(Data entries)
- - -
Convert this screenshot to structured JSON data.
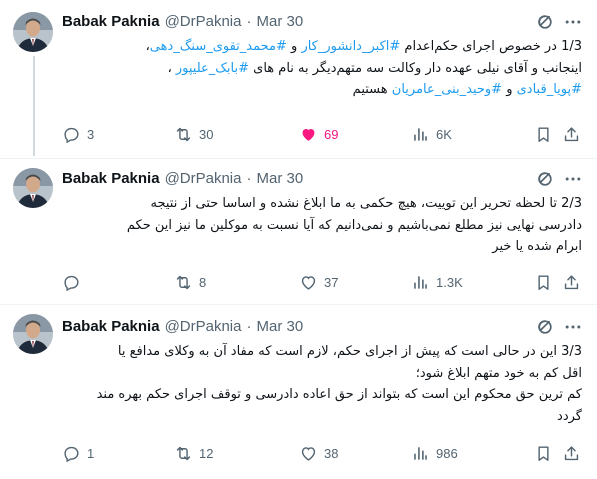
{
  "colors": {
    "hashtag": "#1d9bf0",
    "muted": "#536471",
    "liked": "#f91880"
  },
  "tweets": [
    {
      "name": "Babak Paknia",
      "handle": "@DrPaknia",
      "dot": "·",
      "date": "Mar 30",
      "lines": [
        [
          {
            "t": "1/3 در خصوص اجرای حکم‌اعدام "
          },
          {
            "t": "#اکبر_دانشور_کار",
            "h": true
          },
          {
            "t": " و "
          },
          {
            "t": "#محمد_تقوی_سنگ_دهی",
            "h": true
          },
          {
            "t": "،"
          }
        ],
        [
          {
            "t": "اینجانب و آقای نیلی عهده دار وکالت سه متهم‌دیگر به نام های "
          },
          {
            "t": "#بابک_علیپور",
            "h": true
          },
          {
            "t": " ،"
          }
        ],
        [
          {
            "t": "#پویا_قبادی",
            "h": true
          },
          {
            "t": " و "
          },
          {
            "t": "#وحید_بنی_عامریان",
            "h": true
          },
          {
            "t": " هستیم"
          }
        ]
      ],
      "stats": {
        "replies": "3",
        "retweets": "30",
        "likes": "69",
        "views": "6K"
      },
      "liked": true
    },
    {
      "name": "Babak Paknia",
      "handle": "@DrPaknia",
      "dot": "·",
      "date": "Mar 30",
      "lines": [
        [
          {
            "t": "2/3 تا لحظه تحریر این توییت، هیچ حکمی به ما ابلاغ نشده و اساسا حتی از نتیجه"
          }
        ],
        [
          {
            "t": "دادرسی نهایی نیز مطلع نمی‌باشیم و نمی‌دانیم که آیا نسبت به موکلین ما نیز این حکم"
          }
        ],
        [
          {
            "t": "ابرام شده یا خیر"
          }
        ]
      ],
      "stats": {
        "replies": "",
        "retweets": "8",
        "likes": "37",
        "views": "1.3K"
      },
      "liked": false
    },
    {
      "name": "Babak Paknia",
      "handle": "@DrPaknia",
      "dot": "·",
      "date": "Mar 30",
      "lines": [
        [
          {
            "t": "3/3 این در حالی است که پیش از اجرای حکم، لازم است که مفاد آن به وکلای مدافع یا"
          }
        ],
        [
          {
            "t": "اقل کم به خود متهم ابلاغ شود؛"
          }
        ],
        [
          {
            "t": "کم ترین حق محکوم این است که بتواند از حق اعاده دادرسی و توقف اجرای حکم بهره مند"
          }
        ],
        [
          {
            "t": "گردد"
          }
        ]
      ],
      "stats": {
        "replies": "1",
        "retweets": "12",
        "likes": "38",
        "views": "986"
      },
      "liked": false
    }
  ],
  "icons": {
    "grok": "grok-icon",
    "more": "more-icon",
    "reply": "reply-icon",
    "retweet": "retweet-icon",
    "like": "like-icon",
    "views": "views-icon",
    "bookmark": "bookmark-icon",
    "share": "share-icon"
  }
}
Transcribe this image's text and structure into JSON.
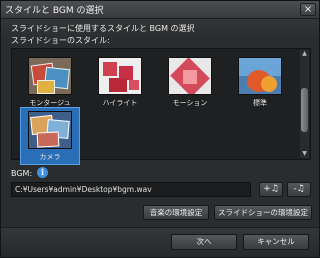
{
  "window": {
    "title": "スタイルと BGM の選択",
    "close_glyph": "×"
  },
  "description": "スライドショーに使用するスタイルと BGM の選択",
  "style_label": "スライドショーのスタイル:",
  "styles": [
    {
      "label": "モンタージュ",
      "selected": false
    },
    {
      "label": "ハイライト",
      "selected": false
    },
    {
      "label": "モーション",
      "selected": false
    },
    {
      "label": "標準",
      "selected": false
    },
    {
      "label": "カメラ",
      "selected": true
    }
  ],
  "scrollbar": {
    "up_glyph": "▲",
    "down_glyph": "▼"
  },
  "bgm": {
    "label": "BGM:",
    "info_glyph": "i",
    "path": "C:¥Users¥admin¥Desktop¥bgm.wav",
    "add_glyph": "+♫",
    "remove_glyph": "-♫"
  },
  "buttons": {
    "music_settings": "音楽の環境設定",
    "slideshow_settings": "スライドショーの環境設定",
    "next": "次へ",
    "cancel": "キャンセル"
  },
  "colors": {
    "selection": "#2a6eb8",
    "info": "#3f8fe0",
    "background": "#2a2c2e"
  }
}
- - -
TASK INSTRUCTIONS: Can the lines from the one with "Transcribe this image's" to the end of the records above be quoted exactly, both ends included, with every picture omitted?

WRITTEN RESPONSE:
Transcribe this image's text and structure into JSON.
{
  "window": {
    "title": "スタイルと BGM の選択",
    "close_glyph": "×"
  },
  "description": "スライドショーに使用するスタイルと BGM の選択",
  "style_label": "スライドショーのスタイル:",
  "styles": [
    {
      "label": "モンタージュ",
      "selected": false
    },
    {
      "label": "ハイライト",
      "selected": false
    },
    {
      "label": "モーション",
      "selected": false
    },
    {
      "label": "標準",
      "selected": false
    },
    {
      "label": "カメラ",
      "selected": true
    }
  ],
  "scrollbar": {
    "up_glyph": "▲",
    "down_glyph": "▼"
  },
  "bgm": {
    "label": "BGM:",
    "info_glyph": "i",
    "path": "C:¥Users¥admin¥Desktop¥bgm.wav",
    "add_glyph": "+♫",
    "remove_glyph": "-♫"
  },
  "buttons": {
    "music_settings": "音楽の環境設定",
    "slideshow_settings": "スライドショーの環境設定",
    "next": "次へ",
    "cancel": "キャンセル"
  },
  "colors": {
    "selection": "#2a6eb8",
    "info": "#3f8fe0",
    "background": "#2a2c2e"
  }
}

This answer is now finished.